[Exercise goal]
Say how many lines in the records hold "icon". Nothing but the number should be given.

[Component data from apps and pages]
──────────────────────────────

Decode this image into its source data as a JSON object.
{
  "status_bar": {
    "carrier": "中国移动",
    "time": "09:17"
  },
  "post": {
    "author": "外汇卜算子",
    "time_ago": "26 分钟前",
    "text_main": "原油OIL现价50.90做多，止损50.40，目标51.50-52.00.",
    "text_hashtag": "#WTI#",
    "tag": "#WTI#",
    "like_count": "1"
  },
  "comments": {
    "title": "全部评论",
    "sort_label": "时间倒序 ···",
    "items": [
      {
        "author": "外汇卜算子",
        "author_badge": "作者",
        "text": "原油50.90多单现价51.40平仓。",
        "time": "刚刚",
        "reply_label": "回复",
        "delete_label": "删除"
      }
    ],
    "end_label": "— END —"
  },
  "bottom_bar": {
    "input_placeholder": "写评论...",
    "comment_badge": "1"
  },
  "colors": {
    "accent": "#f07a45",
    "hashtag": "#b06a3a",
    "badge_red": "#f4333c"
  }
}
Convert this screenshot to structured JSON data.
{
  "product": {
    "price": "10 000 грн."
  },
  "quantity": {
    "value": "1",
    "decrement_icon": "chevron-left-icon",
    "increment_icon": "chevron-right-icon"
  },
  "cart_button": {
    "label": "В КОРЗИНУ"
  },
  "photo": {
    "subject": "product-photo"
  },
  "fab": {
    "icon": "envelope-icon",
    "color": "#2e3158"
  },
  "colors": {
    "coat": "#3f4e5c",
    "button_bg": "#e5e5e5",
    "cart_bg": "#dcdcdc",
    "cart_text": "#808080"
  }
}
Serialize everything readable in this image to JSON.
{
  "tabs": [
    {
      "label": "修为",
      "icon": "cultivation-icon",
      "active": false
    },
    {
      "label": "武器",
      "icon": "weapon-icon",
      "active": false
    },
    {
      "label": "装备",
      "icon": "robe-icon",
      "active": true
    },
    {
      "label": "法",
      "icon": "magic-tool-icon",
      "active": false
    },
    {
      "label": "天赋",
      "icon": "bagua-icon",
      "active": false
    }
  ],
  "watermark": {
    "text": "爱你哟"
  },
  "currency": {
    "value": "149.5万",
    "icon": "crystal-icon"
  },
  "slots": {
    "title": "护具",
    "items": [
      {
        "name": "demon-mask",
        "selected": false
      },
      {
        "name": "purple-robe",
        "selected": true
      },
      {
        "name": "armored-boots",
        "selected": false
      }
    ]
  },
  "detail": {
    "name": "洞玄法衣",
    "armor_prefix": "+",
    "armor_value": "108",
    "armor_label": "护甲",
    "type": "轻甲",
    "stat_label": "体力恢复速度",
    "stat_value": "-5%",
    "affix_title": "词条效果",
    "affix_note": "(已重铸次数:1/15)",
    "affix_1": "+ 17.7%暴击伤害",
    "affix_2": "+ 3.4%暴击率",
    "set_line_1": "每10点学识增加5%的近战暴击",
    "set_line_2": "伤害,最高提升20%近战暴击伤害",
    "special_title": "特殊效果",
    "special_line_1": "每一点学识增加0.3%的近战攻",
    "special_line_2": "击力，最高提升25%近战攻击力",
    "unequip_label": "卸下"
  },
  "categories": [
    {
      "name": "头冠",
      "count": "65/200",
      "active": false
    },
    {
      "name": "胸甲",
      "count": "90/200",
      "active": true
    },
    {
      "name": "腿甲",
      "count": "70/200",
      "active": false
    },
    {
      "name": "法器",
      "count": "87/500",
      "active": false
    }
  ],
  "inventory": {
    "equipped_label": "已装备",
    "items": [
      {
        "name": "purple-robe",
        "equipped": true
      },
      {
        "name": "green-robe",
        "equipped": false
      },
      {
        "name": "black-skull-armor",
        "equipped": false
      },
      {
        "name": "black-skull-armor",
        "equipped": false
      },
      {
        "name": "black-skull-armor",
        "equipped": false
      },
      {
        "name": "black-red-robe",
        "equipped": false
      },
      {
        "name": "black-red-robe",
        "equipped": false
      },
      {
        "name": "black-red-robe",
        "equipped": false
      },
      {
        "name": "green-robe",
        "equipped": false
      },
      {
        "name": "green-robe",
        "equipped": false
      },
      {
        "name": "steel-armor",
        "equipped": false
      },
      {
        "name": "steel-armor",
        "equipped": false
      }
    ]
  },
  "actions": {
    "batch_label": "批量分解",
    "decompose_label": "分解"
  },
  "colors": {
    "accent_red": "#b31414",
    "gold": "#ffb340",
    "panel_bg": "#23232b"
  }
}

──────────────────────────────

[Exercise solution]
9